HTC just issued a statement about the HTC One’s retail availability. It reads:
“The new HTC One will roll out in the U.K., Germany and Taiwan next week and across Europe, North America and most of Asia-Pacific before the end of April. We appreciate our customers’ patience, and believe that once they have the phone in their hands they will agree that it has been worth the wait.”
Evernote’s Chief Technology Officer, Dave Engberg, recently gave a talk at the IGNITION Mobile conference. He offered the standard advice you always hear, that it’s better to use each mobile platform’s respective capabilities to their fullest extent than make a mediocre HTML5 website, but he also dropped a huge bombshell.
Here are a few dates I’d like to share with you in order to prove a point about not just HTC, but the smartphone market in general. In less than half a year, HTC somehow managed to announce two flagship phones. What’s worse is that these phones, the DNA and the One, couldn’t be more different from each other.
The anonymous Twitter account @evleaks just tweeted a photo of an unannounced Huawei smartphone called the Ascend G700. It allegedly has a 5 inch 720p display, quad core MediaTek MT6589 processor, 2 GB of RAM, and that’s all that’s known so far. According to Engadget, this thing shouldn’t cost more than $300 to $320.
The Samsung fan site SamMobile, which has an excellent track record when it comes to rumors, says the South Korean company is going to announce a large tablet later this year that uses AMOLED technology. By large they mean either 10.1 inches or 11.6 inches, the size hasn’t been determined yet. Said display will have a resolution of 1920 by 1080 pixels, otherwise known as FullHD.
The Financial Times says Google is working on a smart watch. To be more specific, Google’s Android division is in charge of the watch’s development. They don’t say when it’s going to come out, how much it’s going to cost, or what it’s going to look like, but they do confirm that the project exists.
Steve Litchfield has been around the block a few times. He’s been covering the mobile industry longer than some of you have been alive. While sometimes I disagree with the conclusions he comes to, I always respect his opinion.
Reuters says more in one sentence than I can:

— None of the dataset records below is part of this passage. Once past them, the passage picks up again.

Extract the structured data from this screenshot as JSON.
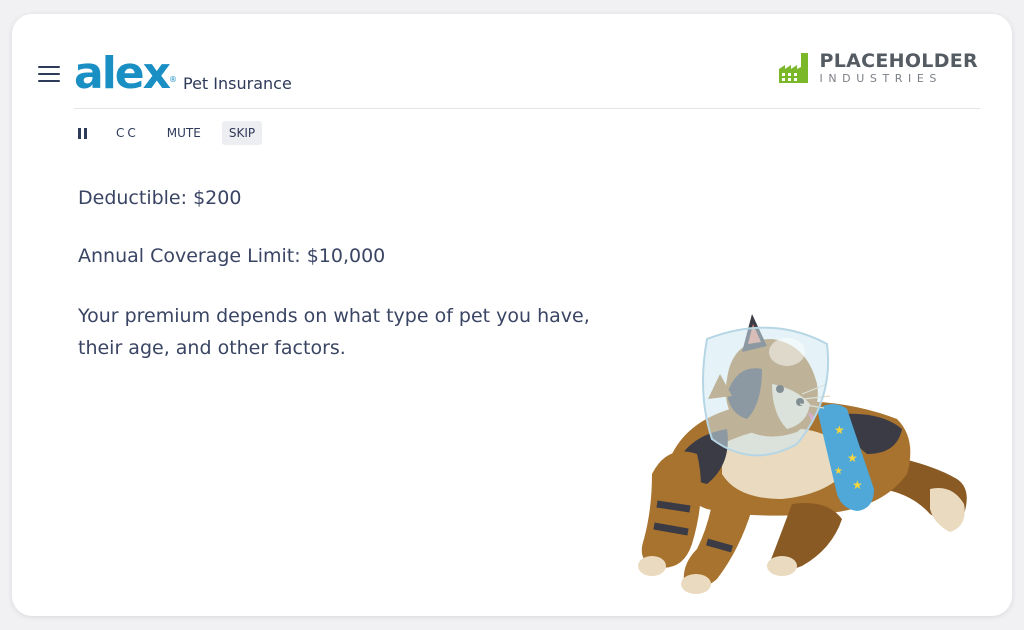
{
  "header": {
    "menu_icon": "hamburger-menu-icon",
    "brand_logo": "alex",
    "brand_registered": "®",
    "brand_subtitle": "Pet Insurance",
    "company_name": "PLACEHOLDER",
    "company_sub": "INDUSTRIES",
    "company_icon": "factory-icon",
    "colors": {
      "brand": "#1a8fc4",
      "company_icon": "#7ab829",
      "text": "#2e3a59"
    }
  },
  "controls": {
    "pause_icon": "pause-icon",
    "cc_label": "CC",
    "mute_label": "MUTE",
    "skip_label": "SKIP"
  },
  "content": {
    "deductible": "Deductible: $200",
    "coverage_limit": "Annual Coverage Limit: $10,000",
    "premium_line1": "Your premium depends on what type of pet you have,",
    "premium_line2": "their age, and other factors."
  },
  "illustration": {
    "icon": "calico-cat-with-cone-and-cast-illustration"
  }
}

“Google’s Chrome and Android operating systems will remain separate products but could have more overlap, Executive Chairman Eric Schmidt said, a week after the two came under a single boss.”
Earlier this week, ST-Ericsson said the joint venture was going to be shut down by the end of this year. There aren’t many companies out there who know how to make a capable SoC with a complete cellular radio stack, so it was a sad day for the mobile industry.